** DATASET EXCERPTS follows **

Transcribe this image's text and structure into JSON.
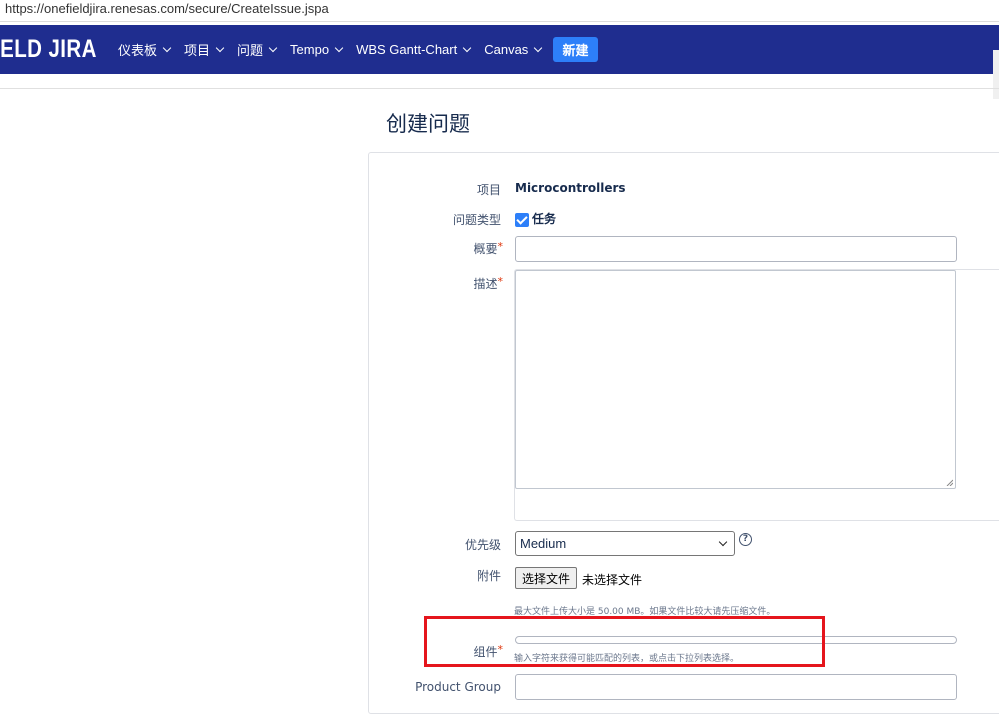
{
  "browser": {
    "url": "https://onefieldjira.renesas.com/secure/CreateIssue.jspa"
  },
  "nav": {
    "logo": "IELD JIRA",
    "items": [
      {
        "label": "仪表板"
      },
      {
        "label": "项目"
      },
      {
        "label": "问题"
      },
      {
        "label": "Tempo"
      },
      {
        "label": "WBS Gantt-Chart"
      },
      {
        "label": "Canvas"
      }
    ],
    "create_label": "新建",
    "accent": "#1f2d8f",
    "button_color": "#2d7ff9"
  },
  "page": {
    "title": "创建问题"
  },
  "form": {
    "project_label": "项目",
    "project_value": "Microcontrollers",
    "issuetype_label": "问题类型",
    "issuetype_value": "任务",
    "summary_label": "概要",
    "summary_value": "",
    "description_label": "描述",
    "description_value": "",
    "priority_label": "优先级",
    "priority_value": "Medium",
    "help_glyph": "?",
    "attachment_label": "附件",
    "file_button_label": "选择文件",
    "file_status": "未选择文件",
    "attachment_hint": "最大文件上传大小是 50.00 MB。如果文件比较大请先压缩文件。",
    "component_label": "组件",
    "component_value": "",
    "component_hint": "输入字符来获得可能匹配的列表，或点击下拉列表选择。",
    "product_group_label": "Product Group",
    "required_mark": "*"
  }
}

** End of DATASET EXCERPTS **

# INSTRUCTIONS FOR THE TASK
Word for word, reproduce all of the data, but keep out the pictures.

# OUTPUT
Transcribe this image's text and structure into JSON.
{
  "browser": {
    "url": "https://onefieldjira.renesas.com/secure/CreateIssue.jspa"
  },
  "nav": {
    "logo": "IELD JIRA",
    "items": [
      {
        "label": "仪表板"
      },
      {
        "label": "项目"
      },
      {
        "label": "问题"
      },
      {
        "label": "Tempo"
      },
      {
        "label": "WBS Gantt-Chart"
      },
      {
        "label": "Canvas"
      }
    ],
    "create_label": "新建",
    "accent": "#1f2d8f",
    "button_color": "#2d7ff9"
  },
  "page": {
    "title": "创建问题"
  },
  "form": {
    "project_label": "项目",
    "project_value": "Microcontrollers",
    "issuetype_label": "问题类型",
    "issuetype_value": "任务",
    "summary_label": "概要",
    "summary_value": "",
    "description_label": "描述",
    "description_value": "",
    "priority_label": "优先级",
    "priority_value": "Medium",
    "help_glyph": "?",
    "attachment_label": "附件",
    "file_button_label": "选择文件",
    "file_status": "未选择文件",
    "attachment_hint": "最大文件上传大小是 50.00 MB。如果文件比较大请先压缩文件。",
    "component_label": "组件",
    "component_value": "",
    "component_hint": "输入字符来获得可能匹配的列表，或点击下拉列表选择。",
    "product_group_label": "Product Group",
    "required_mark": "*"
  }
}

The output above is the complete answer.